  • Adrienne J Lindblad BSP ACPR PharmD
  • Lisa K. Freeman BSc(Hon) MD CCFP MPH FRCPC

1. Gale CK, Millichamp J. Clin Evid. 2011; 10:1002.

2. Rickels K, Pollack MH, Feltner DE, et al. Arch Gen Psychiatry. 2005; 62:1022-30.

3. Kasper S, Herman B, Nivoli G, et al. Int Clin Psychopharmacol. 2009; 24:87-96.

4. Montgomery S, Chatamra K, Pauer L, et al. Br J Psychiatry. 2008; 193(5):389-94.

5. Pohl RB, Feltner DE, Fieve RR, et al. J Clin Psychopharmacol. 2005; 25(2):151-8.

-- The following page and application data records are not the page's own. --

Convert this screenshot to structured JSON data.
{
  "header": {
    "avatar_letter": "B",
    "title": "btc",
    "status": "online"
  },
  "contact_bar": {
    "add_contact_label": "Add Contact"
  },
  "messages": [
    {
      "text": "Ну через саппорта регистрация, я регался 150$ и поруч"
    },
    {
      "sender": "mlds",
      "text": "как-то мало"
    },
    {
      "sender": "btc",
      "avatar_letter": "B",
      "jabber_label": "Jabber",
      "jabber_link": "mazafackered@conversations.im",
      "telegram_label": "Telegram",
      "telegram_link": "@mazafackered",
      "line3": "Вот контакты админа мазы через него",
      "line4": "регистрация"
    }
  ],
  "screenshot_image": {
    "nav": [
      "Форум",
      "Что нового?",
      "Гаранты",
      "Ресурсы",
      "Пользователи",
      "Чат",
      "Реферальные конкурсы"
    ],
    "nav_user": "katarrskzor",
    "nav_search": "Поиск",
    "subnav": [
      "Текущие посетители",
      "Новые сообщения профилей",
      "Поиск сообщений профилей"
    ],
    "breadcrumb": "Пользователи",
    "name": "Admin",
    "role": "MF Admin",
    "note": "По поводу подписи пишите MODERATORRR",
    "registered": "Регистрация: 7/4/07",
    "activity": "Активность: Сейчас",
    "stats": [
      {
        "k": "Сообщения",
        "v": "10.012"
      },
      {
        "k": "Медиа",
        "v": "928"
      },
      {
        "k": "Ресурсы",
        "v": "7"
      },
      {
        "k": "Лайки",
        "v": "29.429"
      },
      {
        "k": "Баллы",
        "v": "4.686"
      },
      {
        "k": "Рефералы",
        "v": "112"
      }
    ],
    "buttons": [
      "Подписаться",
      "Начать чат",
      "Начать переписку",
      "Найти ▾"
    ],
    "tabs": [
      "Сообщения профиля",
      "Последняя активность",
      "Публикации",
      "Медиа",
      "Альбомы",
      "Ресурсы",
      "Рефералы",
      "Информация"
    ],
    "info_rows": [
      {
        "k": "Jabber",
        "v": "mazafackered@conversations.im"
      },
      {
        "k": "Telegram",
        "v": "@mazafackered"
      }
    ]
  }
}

6. Pande AC, Crockatt JG, Feltner DE, et al. Am J Psych. 2003; 160:533-40.

7. Generoso MB, Trevizol AP, Kasper S, et al. Int Clin Psychopharmacol. 2016; 32:49-55.

8. Boschen MJ. Can J Psychiatry. 2011; 56(9):558-66.

9. Cvjetkovic-Bosnjak M, Soldatovic-Stajic B, Babovic SS, et al. Eur Rev Med Pharmacol Sci. 2015; 19(11):2120-4.

10. Rickels K, Shiovitz TM, Ramey TS, et al. Int Clin Psychopharmacol. 2012; 27:142-50.

11. Cabrera J, Emir B, Dills D, et al. Curr Med Res Opin. 2012; 28(6):1027-37.

12. Katzman MA, Bleau P, Blier P, et al. BMC Psychiatry. 2014; 14(suppl 1):S1.

Authors do not have any conflicts of interest to declare.